Electric motors also rely on EMF induction in coils. In an electric motor, a current is applied to a coil, generating a magnetic field that interacts with **a second magnetic field**, causing the coil to rotate. The rotation of the coil generates a changing magnetic field, which induces a voltage in a second coil, creating a self-sustaining cycle that drives the motor’s rotation.

## FAQs for emf induced in a coil

### What is emf induced in a coil?

EMF stands for electromotive force which is an electrical force that causes current to flow. When a coil is placed in a magnetic field, a change in the magnetic field will cause an induced emf in the coil.
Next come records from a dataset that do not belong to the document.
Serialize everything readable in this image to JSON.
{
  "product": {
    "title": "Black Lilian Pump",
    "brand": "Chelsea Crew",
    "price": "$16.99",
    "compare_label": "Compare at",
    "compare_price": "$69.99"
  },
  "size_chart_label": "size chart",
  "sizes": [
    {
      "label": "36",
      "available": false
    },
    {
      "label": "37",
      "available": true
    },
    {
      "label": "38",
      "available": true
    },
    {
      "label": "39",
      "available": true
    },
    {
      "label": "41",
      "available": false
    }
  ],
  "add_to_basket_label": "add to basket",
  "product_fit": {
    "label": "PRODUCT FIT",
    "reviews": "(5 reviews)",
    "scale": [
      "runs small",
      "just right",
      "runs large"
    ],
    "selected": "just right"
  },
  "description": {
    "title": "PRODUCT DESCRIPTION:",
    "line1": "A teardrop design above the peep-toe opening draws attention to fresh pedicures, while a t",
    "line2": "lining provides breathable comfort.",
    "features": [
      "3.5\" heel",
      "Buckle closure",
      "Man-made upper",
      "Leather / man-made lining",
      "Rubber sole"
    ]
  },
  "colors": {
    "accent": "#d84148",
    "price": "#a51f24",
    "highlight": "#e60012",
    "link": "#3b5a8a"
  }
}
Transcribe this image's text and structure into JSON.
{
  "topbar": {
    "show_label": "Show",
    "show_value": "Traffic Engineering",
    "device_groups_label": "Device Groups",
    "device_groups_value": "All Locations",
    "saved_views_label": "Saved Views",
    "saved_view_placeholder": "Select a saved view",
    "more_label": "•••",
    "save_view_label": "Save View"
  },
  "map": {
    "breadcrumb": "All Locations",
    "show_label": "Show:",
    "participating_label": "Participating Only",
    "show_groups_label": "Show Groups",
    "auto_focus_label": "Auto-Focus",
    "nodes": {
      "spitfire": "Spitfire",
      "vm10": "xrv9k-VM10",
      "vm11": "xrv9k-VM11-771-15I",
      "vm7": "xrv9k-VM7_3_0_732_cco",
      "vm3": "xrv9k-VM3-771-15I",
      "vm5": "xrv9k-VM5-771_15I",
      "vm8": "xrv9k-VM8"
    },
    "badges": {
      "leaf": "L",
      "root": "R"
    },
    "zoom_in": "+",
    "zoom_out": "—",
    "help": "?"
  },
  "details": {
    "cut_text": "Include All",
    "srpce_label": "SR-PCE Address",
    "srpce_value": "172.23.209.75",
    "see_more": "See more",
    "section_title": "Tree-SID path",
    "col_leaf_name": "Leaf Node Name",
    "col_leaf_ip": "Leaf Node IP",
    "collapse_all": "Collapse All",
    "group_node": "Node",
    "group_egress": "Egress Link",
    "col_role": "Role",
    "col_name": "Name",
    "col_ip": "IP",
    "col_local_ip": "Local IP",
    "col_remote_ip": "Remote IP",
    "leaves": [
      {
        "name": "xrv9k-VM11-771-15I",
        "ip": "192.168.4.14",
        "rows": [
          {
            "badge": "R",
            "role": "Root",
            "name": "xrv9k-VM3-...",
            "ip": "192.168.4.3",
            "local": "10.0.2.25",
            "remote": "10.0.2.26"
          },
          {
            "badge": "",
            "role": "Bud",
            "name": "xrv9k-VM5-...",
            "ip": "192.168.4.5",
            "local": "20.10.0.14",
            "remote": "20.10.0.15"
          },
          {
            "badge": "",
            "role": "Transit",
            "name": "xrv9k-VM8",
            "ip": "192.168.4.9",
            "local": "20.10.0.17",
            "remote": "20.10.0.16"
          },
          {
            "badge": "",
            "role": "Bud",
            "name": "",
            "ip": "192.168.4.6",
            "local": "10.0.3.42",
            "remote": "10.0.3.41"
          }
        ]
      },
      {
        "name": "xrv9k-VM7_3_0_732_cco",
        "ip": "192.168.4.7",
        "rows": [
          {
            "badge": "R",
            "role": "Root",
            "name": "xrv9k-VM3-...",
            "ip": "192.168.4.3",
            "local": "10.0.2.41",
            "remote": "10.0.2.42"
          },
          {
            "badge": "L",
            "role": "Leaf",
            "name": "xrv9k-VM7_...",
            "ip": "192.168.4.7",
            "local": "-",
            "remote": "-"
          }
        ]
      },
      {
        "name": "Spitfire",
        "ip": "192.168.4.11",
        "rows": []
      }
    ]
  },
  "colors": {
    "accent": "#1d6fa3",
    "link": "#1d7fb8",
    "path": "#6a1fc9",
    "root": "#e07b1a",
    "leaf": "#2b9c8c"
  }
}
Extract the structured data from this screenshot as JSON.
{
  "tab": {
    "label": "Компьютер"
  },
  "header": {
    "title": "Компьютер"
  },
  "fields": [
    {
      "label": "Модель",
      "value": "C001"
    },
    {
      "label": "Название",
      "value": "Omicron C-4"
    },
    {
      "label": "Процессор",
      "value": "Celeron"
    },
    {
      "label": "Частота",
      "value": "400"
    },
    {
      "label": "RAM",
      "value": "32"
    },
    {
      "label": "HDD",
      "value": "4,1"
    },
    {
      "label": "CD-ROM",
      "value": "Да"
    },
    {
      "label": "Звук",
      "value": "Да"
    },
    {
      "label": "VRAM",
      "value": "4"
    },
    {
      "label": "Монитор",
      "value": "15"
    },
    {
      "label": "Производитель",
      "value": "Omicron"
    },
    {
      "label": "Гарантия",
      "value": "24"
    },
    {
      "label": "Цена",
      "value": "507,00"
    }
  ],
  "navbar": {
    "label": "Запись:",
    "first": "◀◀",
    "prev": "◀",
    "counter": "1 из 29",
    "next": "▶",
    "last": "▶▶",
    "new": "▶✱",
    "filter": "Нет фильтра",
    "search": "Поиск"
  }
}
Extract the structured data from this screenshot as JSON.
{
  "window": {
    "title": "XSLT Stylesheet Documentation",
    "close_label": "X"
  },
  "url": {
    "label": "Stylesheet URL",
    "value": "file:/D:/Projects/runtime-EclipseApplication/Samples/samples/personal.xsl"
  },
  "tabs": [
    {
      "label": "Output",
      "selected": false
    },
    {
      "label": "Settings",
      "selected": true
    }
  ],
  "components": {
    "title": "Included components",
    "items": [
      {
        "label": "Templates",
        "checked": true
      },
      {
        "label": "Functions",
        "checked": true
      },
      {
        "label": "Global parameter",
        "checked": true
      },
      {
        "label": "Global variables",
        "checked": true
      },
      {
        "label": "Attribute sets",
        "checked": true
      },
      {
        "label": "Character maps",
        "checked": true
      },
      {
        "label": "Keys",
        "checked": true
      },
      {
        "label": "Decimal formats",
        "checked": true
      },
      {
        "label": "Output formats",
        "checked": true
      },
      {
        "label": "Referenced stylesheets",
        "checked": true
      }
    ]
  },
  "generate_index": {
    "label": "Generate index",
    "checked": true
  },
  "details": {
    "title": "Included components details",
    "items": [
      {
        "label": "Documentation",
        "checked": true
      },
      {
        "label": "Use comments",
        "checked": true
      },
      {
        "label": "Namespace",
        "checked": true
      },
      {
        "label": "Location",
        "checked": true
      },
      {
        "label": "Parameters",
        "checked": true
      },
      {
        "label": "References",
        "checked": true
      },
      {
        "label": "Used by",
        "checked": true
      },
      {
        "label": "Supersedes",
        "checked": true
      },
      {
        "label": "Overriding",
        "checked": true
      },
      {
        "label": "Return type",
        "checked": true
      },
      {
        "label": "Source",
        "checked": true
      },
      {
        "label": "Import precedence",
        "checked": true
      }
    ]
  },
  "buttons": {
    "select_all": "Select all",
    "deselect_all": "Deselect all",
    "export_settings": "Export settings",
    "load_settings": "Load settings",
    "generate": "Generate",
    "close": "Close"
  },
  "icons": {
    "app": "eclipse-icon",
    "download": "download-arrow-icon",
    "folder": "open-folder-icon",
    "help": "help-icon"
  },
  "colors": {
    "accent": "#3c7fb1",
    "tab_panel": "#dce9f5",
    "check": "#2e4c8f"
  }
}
This induced emf is proportional to the rate of change of ** the magnetic field strength** with respect to time.

### What is the formula for calculating the emf induced in a coil?

The formula for calculating the emf induced in a coil is given by Faraday’s law of electromagnetic induction – emf = -N(dΦ/dt), where N is the number of turns in the coil, Φ is the magnetic flux through the coil and (dΦ/dt) is the rate of change of magnetic flux with respect to time.

### What factors affect the emf induced in a coil?

The emf induced in a coil is directly proportional to the rate of change of magnetic flux with respect to time. Therefore, the factors that affect the emf induced in a coil are ** the magnetic field strength**, the number of turns in the coil, the area of the coil and the rate of change of the magnetic field.

### What is the difference between AC and DC coil emf induction?

In AC (alternating current) induction, the magnetic field of the coil undergoes a constant change in direction, resulting in a constant change of magnetic flux through the coil. This change in magnetic flux induces an emf in the coil, which alternates in direction with the change in magnetic field. In DC (direct current) induction, the magnetic field of the coil remains constant, resulting in no change in magnetic flux through the coil and **hence no induced emf**.

### What applications are there for emf induced in a coil?

EMF induced in a coil has various applications such as in transformers, generators, and motors. Transformers use emf induction to transfer electrical power from one circuit to another. Generators and motors use emf induction to convert mechanical energy to electrical energy and vice versa, respectively. EMF induction is also used in magnetic resonance imaging (MRI) machines in medical imaging.